WORK INSTRUCTIONS → Which lines of the entries contain the word "Family"? Please list them.

Entries from a dataset of interfaces →

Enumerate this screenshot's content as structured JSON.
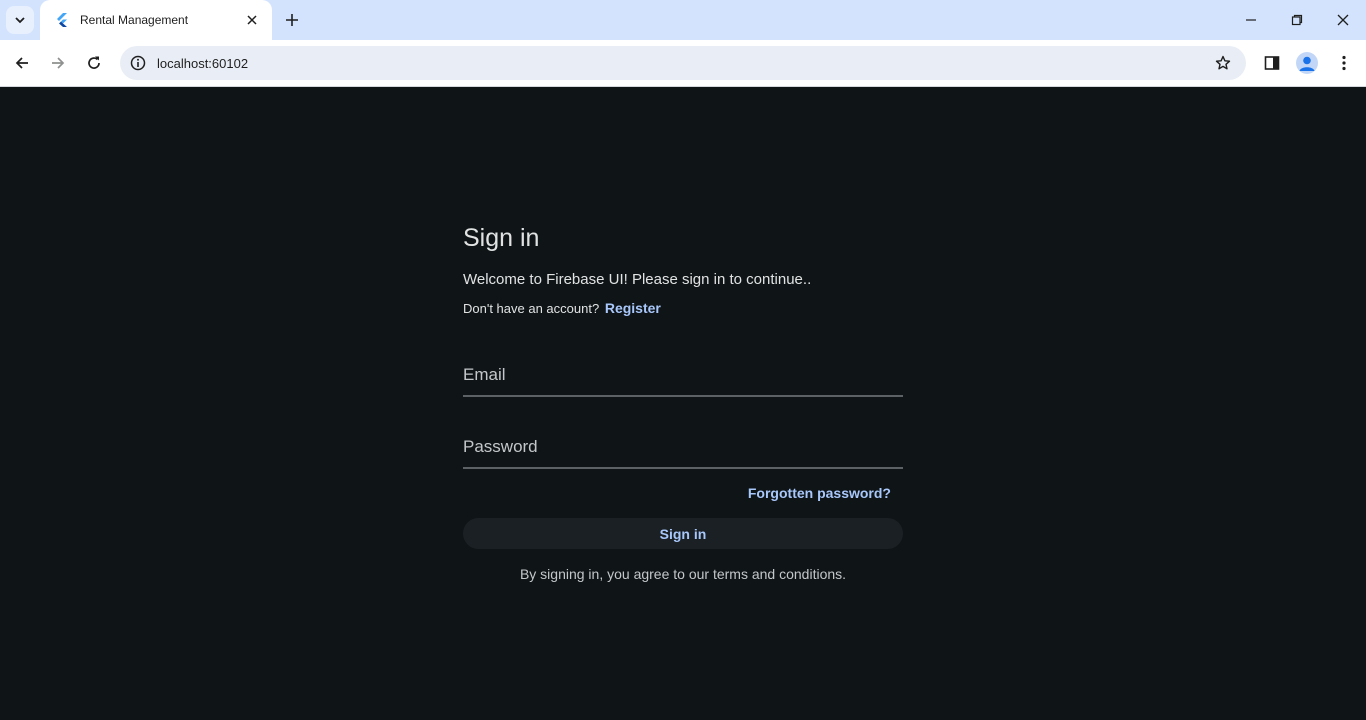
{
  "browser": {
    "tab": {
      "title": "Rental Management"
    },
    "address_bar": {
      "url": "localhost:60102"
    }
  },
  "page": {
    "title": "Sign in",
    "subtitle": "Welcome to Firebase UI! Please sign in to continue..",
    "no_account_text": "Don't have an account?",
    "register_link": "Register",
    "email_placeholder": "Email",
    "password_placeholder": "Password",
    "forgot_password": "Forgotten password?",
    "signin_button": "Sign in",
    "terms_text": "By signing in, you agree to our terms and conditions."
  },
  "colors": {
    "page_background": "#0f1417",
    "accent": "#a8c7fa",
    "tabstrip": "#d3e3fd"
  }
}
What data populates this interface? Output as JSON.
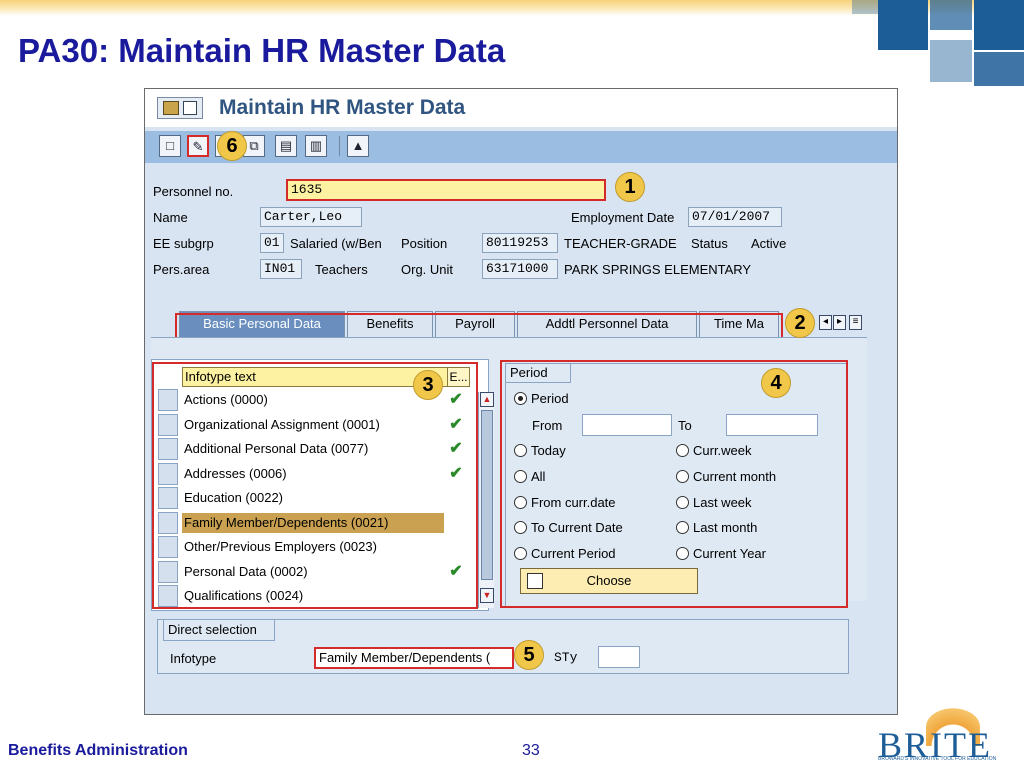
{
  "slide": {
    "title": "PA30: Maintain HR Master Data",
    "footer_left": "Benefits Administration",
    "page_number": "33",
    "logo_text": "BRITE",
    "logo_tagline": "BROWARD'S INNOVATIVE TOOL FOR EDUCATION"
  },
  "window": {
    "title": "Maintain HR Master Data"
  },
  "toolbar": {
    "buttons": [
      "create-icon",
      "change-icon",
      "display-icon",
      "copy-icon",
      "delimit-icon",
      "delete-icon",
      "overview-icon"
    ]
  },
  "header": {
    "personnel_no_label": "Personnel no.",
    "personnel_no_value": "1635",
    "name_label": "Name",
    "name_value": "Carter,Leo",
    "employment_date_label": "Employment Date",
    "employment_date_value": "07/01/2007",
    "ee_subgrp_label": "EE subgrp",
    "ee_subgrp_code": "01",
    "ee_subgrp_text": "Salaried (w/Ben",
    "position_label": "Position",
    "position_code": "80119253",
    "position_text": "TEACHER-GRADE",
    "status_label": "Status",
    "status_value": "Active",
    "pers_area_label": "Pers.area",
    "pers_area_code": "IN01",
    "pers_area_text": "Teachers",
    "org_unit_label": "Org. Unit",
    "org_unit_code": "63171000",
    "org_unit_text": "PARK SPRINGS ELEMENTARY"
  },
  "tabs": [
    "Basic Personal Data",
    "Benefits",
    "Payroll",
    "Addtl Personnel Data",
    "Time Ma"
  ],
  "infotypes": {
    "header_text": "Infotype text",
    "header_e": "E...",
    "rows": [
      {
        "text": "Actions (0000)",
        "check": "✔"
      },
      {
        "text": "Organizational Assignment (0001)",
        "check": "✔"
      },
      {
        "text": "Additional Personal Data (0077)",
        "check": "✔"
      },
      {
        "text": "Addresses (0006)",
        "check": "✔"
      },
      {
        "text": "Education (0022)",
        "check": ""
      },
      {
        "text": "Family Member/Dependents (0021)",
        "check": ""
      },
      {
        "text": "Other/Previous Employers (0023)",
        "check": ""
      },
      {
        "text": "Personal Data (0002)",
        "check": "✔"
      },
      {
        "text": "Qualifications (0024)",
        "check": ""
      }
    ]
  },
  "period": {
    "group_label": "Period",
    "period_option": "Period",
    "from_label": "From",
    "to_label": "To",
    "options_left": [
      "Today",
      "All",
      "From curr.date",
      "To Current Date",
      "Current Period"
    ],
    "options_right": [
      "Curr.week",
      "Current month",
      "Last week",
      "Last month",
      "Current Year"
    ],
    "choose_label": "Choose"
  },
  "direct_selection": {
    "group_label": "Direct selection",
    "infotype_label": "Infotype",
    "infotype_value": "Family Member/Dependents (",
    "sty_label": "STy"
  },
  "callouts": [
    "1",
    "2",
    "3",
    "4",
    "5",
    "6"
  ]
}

RESPONSE AREA →
        "text": "Family Member/Dependents (0021)",
    "infotype_value": "Family Member/Dependents (",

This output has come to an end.